▶ Task details
With the images left out, print all of the records below exactly.

▶ Study material
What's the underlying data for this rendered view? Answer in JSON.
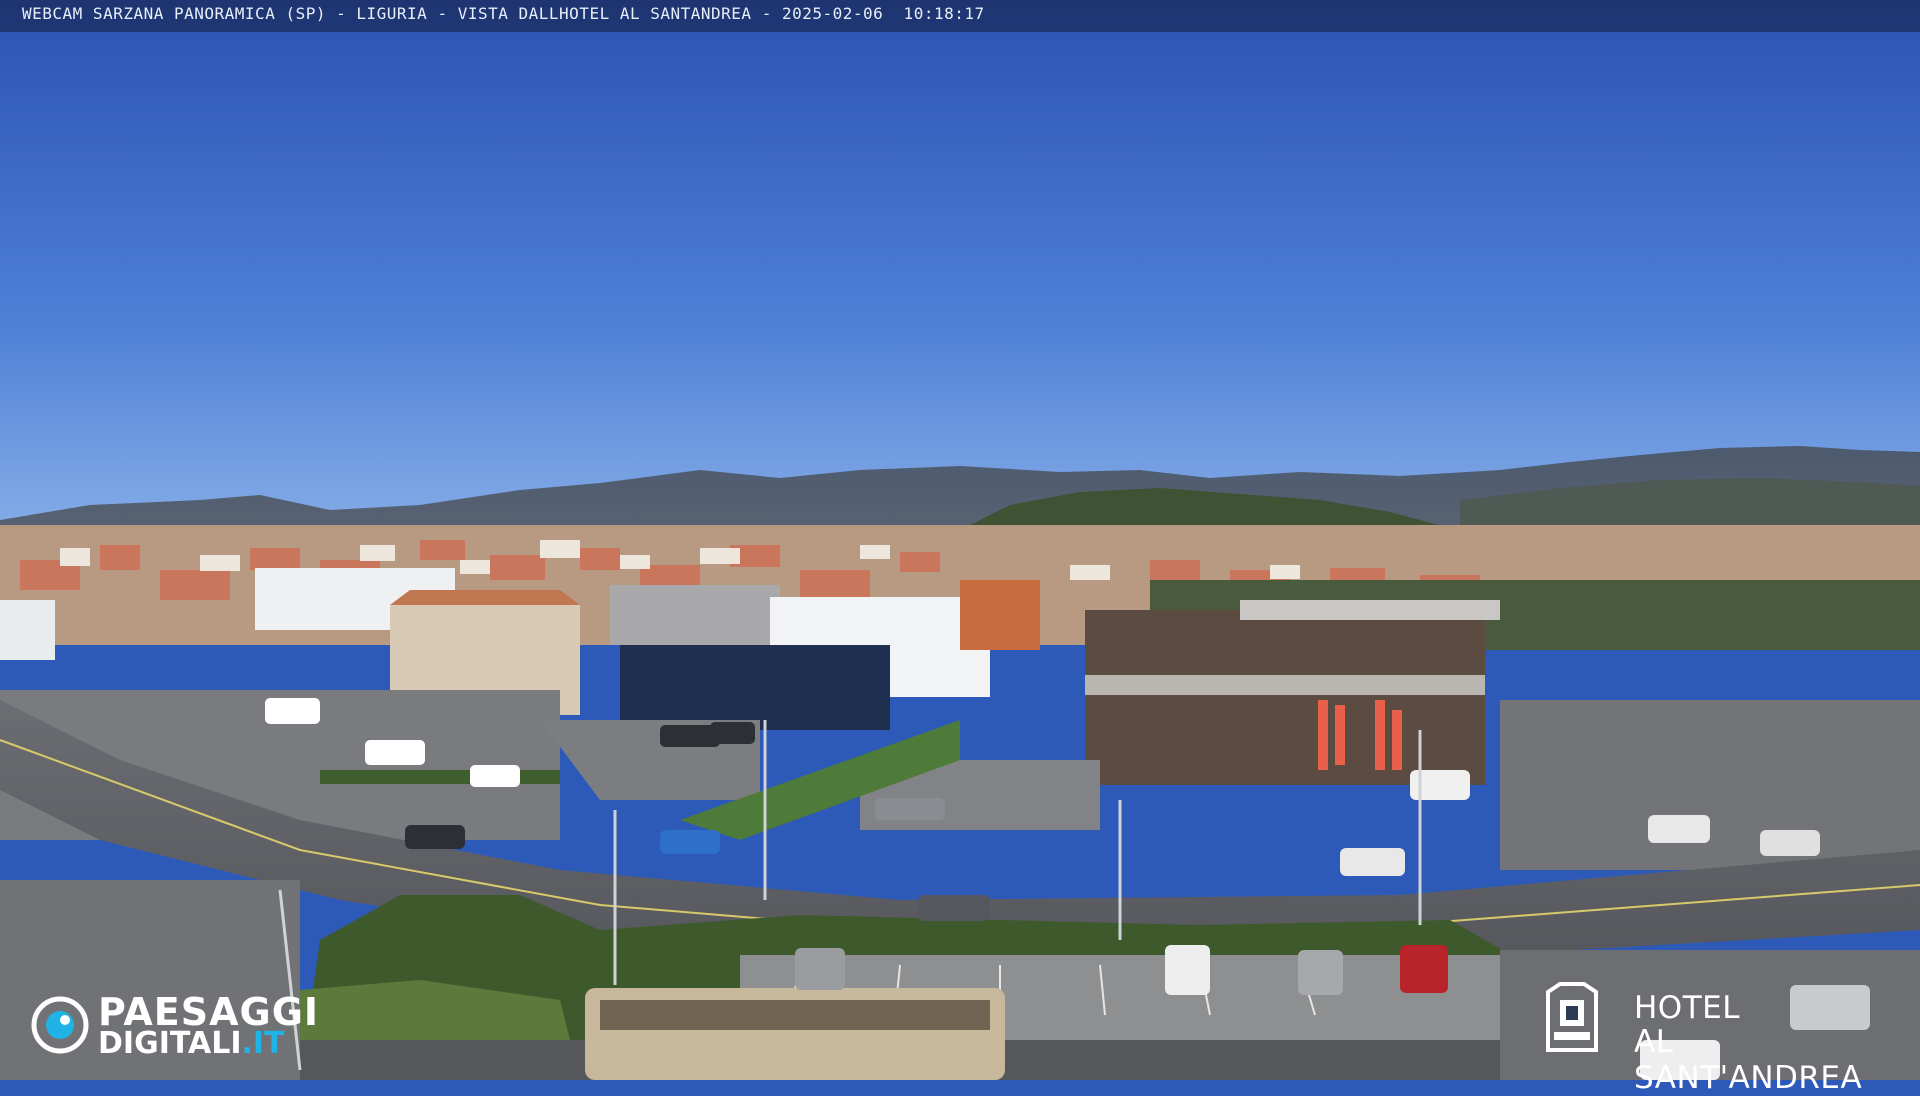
{
  "osd": {
    "caption": "WEBCAM SARZANA PANORAMICA (SP) - LIGURIA - VISTA DALLHOTEL AL SANTANDREA - 2025-02-06  10:18:17"
  },
  "logo_left": {
    "line1": "PAESAGGI",
    "line2_main": "DIGITALI",
    "line2_tld": ".IT",
    "icon": "eye-icon",
    "accent_color": "#1fb3e6"
  },
  "logo_right": {
    "line1": "HOTEL",
    "line2": "AL SANT'ANDREA",
    "icon": "hotel-emblem-icon"
  },
  "colors": {
    "sky_top": "#2a55b8",
    "sky_horizon": "#7ba6e8"
  }
}
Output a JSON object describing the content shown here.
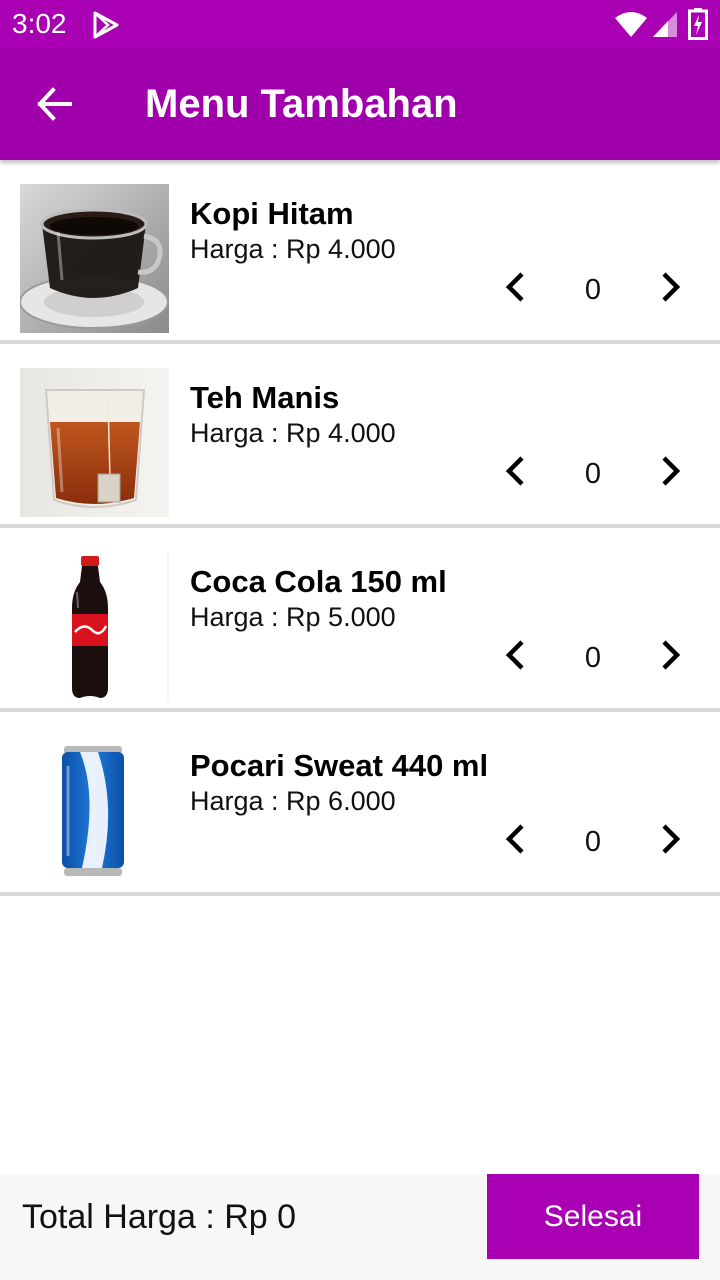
{
  "status_bar": {
    "time": "3:02",
    "icons": [
      "play-store-icon",
      "wifi-icon",
      "signal-icon",
      "battery-icon"
    ]
  },
  "app_bar": {
    "title": "Menu Tambahan",
    "back_icon": "arrow-left-icon"
  },
  "colors": {
    "primary": "#a000ab",
    "status_bar": "#aa00b4",
    "button": "#aa00b4",
    "divider": "#d7d7d7"
  },
  "menu": {
    "items": [
      {
        "name": "Kopi Hitam",
        "price": "Harga : Rp 4.000",
        "quantity": "0",
        "image": "black-coffee-cup"
      },
      {
        "name": "Teh Manis",
        "price": "Harga : Rp 4.000",
        "quantity": "0",
        "image": "sweet-tea-glass"
      },
      {
        "name": "Coca Cola 150 ml",
        "price": "Harga : Rp 5.000",
        "quantity": "0",
        "image": "coca-cola-bottle"
      },
      {
        "name": "Pocari Sweat 440 ml",
        "price": "Harga : Rp 6.000",
        "quantity": "0",
        "image": "pocari-sweat-can"
      }
    ],
    "decrease_icon": "chevron-left-icon",
    "increase_icon": "chevron-right-icon"
  },
  "footer": {
    "total": "Total Harga : Rp 0",
    "done_label": "Selesai"
  }
}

▶ Solved exercise
What's the underlying data for this rendered view? Answer in JSON.
{
  "osd": {
    "caption": "WEBCAM SARZANA PANORAMICA (SP) - LIGURIA - VISTA DALLHOTEL AL SANTANDREA - 2025-02-06  10:18:17"
  },
  "logo_left": {
    "line1": "PAESAGGI",
    "line2_main": "DIGITALI",
    "line2_tld": ".IT",
    "icon": "eye-icon",
    "accent_color": "#1fb3e6"
  },
  "logo_right": {
    "line1": "HOTEL",
    "line2": "AL SANT'ANDREA",
    "icon": "hotel-emblem-icon"
  },
  "colors": {
    "sky_top": "#2a55b8",
    "sky_horizon": "#7ba6e8"
  }
}
Output a JSON object describing the content shown here.
{
  "status_bar": {
    "time": "3:02",
    "icons": [
      "play-store-icon",
      "wifi-icon",
      "signal-icon",
      "battery-icon"
    ]
  },
  "app_bar": {
    "title": "Menu Tambahan",
    "back_icon": "arrow-left-icon"
  },
  "colors": {
    "primary": "#a000ab",
    "status_bar": "#aa00b4",
    "button": "#aa00b4",
    "divider": "#d7d7d7"
  },
  "menu": {
    "items": [
      {
        "name": "Kopi Hitam",
        "price": "Harga : Rp 4.000",
        "quantity": "0",
        "image": "black-coffee-cup"
      },
      {
        "name": "Teh Manis",
        "price": "Harga : Rp 4.000",
        "quantity": "0",
        "image": "sweet-tea-glass"
      },
      {
        "name": "Coca Cola 150 ml",
        "price": "Harga : Rp 5.000",
        "quantity": "0",
        "image": "coca-cola-bottle"
      },
      {
        "name": "Pocari Sweat 440 ml",
        "price": "Harga : Rp 6.000",
        "quantity": "0",
        "image": "pocari-sweat-can"
      }
    ],
    "decrease_icon": "chevron-left-icon",
    "increase_icon": "chevron-right-icon"
  },
  "footer": {
    "total": "Total Harga : Rp 0",
    "done_label": "Selesai"
  }
}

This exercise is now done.